When are souls are yearning for something more, He is the life.
And He makes all things new.

He is everything. This why we should praise Him forevermore. Not just on Sundays. Not just on days where things are going great. But everyday, because CHRIST IS THE LORD.
God made the sacrifice by sending down His only begotton son to die on the cross for us.

This is what true love is. True love is sacrifice. As Faithful Christians, we will be faced with suffering and many strugles. But, we are faced with a choice of how to take these hardships.
Will we walk with Christ in them? Or will we cease to praise Him?

One sad thing about Christmas is that people get caught up in baking, buying presents, decorating etc. And while all of that is fine, we have to remember that advent is like the second Lent. It is a time we should really focus on Christ. We should be meditating on His coming.

This, in itself, should grant us peace. If you asked Jesus what He wanted for Christmas, I have no doubt in my mind that He would say: "You."

St. Paul tells us to be dead to sin, and to be alive in Christ. In order to do this we simply must become prayer warriors. Our souls must rest in Him.
Christmas is a time of rebirth, and I truly do believe that if our souls rest in Christ our Savior..we will experience some sort of "rebirth". It will be Christ living within us.

This can't happen though, if we don't praise Him. Like I said before, Faith is work.We must make an effort to attend Mass, take part in the sacraments frequently, go to adoration, and take time for meditation (scripture reading, maybe).

So, this Christmas season, think of how you can please God. Give Him the gift of self.
What can you do to praise Him? Can you pray more? Attend Mass more?
Give Him time. If you start off with 10 minutes of prayer a day, I have doubt in my mind that this will eventually increase. It becomes a beautiful habit. And with this habit, we really are giving ourselves to Christ, because we are offering our time to Him. That's all He wants.....

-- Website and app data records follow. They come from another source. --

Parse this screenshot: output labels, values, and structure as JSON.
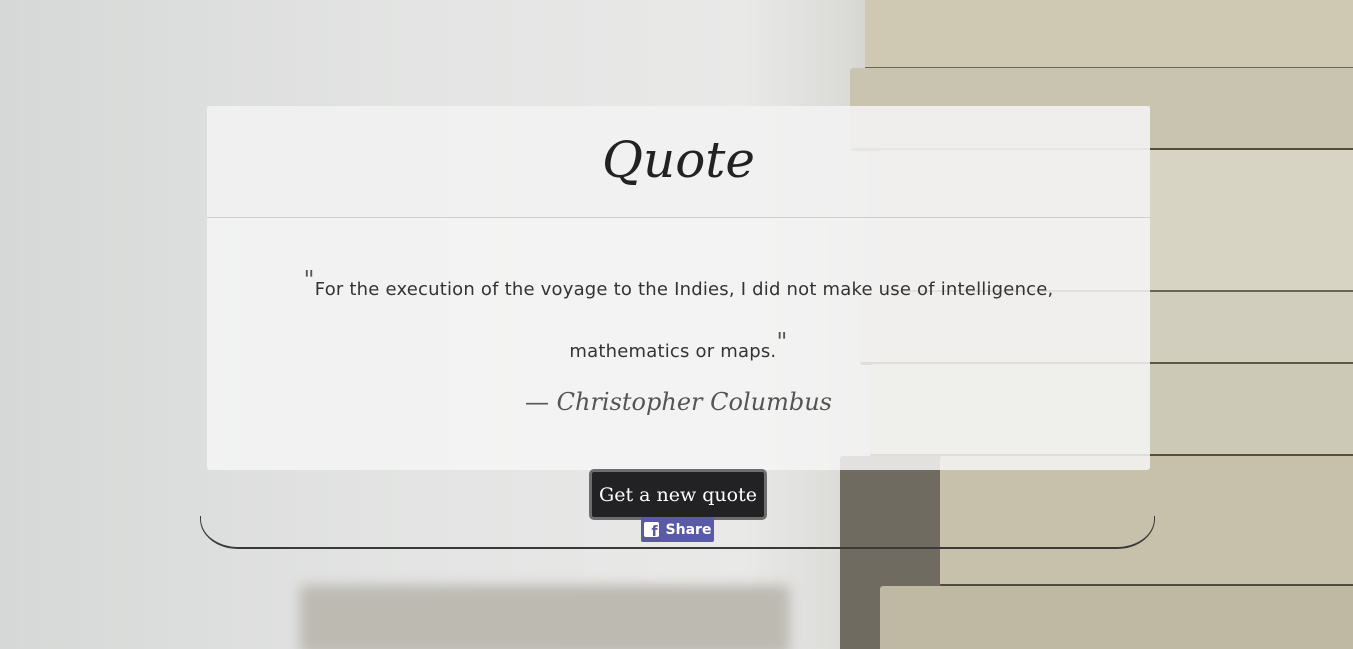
{
  "card": {
    "title": "Quote"
  },
  "quote": {
    "open_mark": "\"",
    "text": "For the execution of the voyage to the Indies, I did not make use of intelligence, mathematics or maps.",
    "close_mark": "\"",
    "author": "— Christopher Columbus"
  },
  "actions": {
    "new_quote_label": "Get a new quote",
    "share_label": "Share",
    "share_icon_glyph": "f"
  },
  "colors": {
    "button_bg": "#222224",
    "share_bg": "#5a5aa6"
  }
}
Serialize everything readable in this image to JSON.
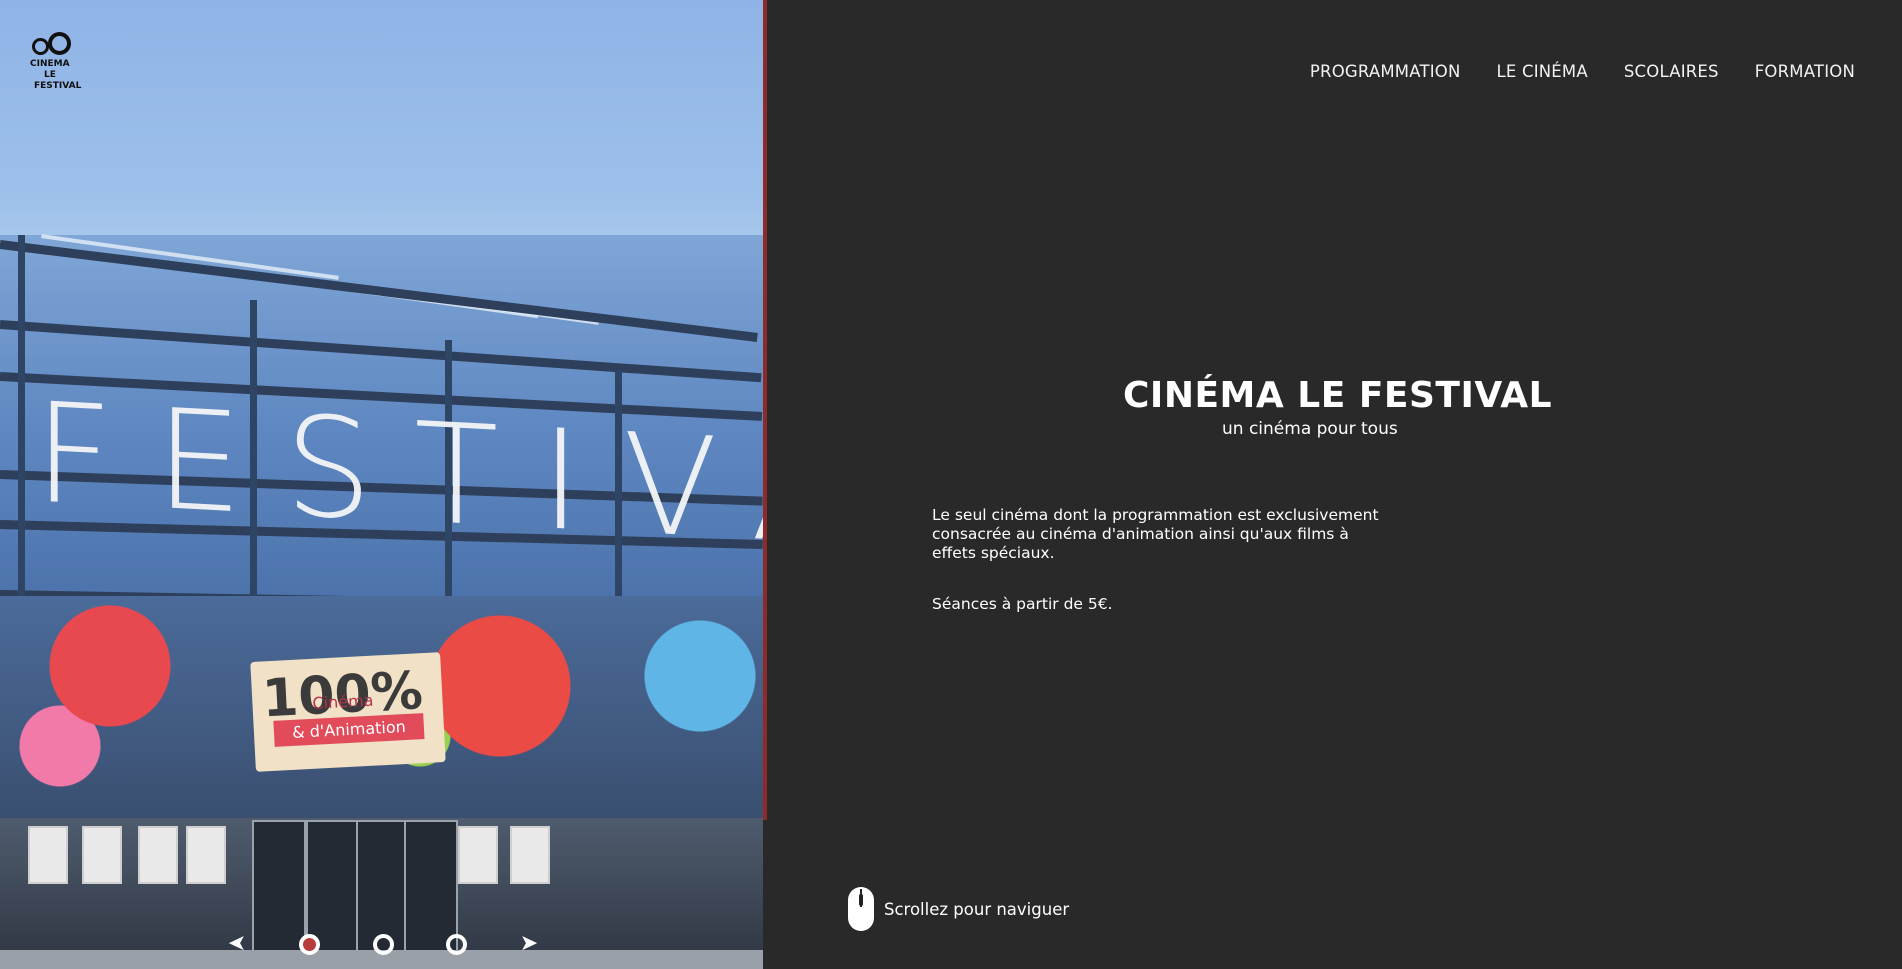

we are filled with the new light by the coming of your Word among us.
May the light of Faith shine in our words and actions. Grant this through
our Lord Jesus Christ, your Son, who lives and reigns with you and the Holy
Spirit, one God, for ever and ever.